First off, when we move the derived table up into the
WITH block, it definitely clarifies why a derived table has to be constant during the execution of the query. In this case, it is executing before the main query; so, there’s certainly no “outer query” for the derived table to refer to.
But, more than anything, doesn’t this just read much more clearly? It creates a clean separation of concerns, moving the derived table responsibilities to the top, leaving us with a simple
INNER JOIN in the main SQL query.
WITH block allows for comma-delimited statements. Meaning, you can define more than one common table expression (CTE) per query. And, one CTE can refer to another CTE that was defined higher-up in the same query. Though, I’m almost certain that including multiple, derived tables in a single query is going to make the mental model a bit overwhelming.
I’m pretty excited about this feature in MySQL 8! This is a relatively simple feature; but, it’s going to deliver a lot of value in terms of readability and maintainability, especially for User Interface (UI) related queries which often have to aggregate information in unique ways.
According to the MySQL documentation, common table expressions can be recursive, allowing for hierarchical data to be traversed directly within a SQL statement. That’s fun and all; but, I’m going to take a hard pass on using recursion in my SQL queries.
Recursion is already challenging enough for many developers when they are working in “the code”. I can only imagine that adding recursion to “the queries” will increase the level of difficulty. And, make the application harder to maintain over time.
I assume that this kind of functionality is awesome for Data Scientists and other Business Intelligence (BI) analysts.

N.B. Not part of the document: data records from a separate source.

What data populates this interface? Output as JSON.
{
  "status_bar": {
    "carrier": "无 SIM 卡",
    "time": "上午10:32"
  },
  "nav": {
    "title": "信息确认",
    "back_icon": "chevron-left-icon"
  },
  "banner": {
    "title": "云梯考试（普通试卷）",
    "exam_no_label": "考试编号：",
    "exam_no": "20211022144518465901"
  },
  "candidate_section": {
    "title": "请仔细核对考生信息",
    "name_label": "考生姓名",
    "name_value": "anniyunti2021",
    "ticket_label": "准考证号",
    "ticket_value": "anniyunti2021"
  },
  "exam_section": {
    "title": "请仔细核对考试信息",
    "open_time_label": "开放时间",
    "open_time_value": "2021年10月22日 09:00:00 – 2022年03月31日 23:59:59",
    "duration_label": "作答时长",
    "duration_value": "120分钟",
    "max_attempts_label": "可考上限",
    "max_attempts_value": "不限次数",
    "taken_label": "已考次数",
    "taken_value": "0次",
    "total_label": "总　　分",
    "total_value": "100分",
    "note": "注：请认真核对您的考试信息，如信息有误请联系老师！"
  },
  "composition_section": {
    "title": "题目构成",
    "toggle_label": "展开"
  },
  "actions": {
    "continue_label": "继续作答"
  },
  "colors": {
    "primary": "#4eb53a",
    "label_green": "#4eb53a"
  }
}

But, as an “application developer”, I’d much rather keep my recursion in ColdFusion where I can easily debug it; and, possibly even get rid of recursion altogether.
Your mileage may vary.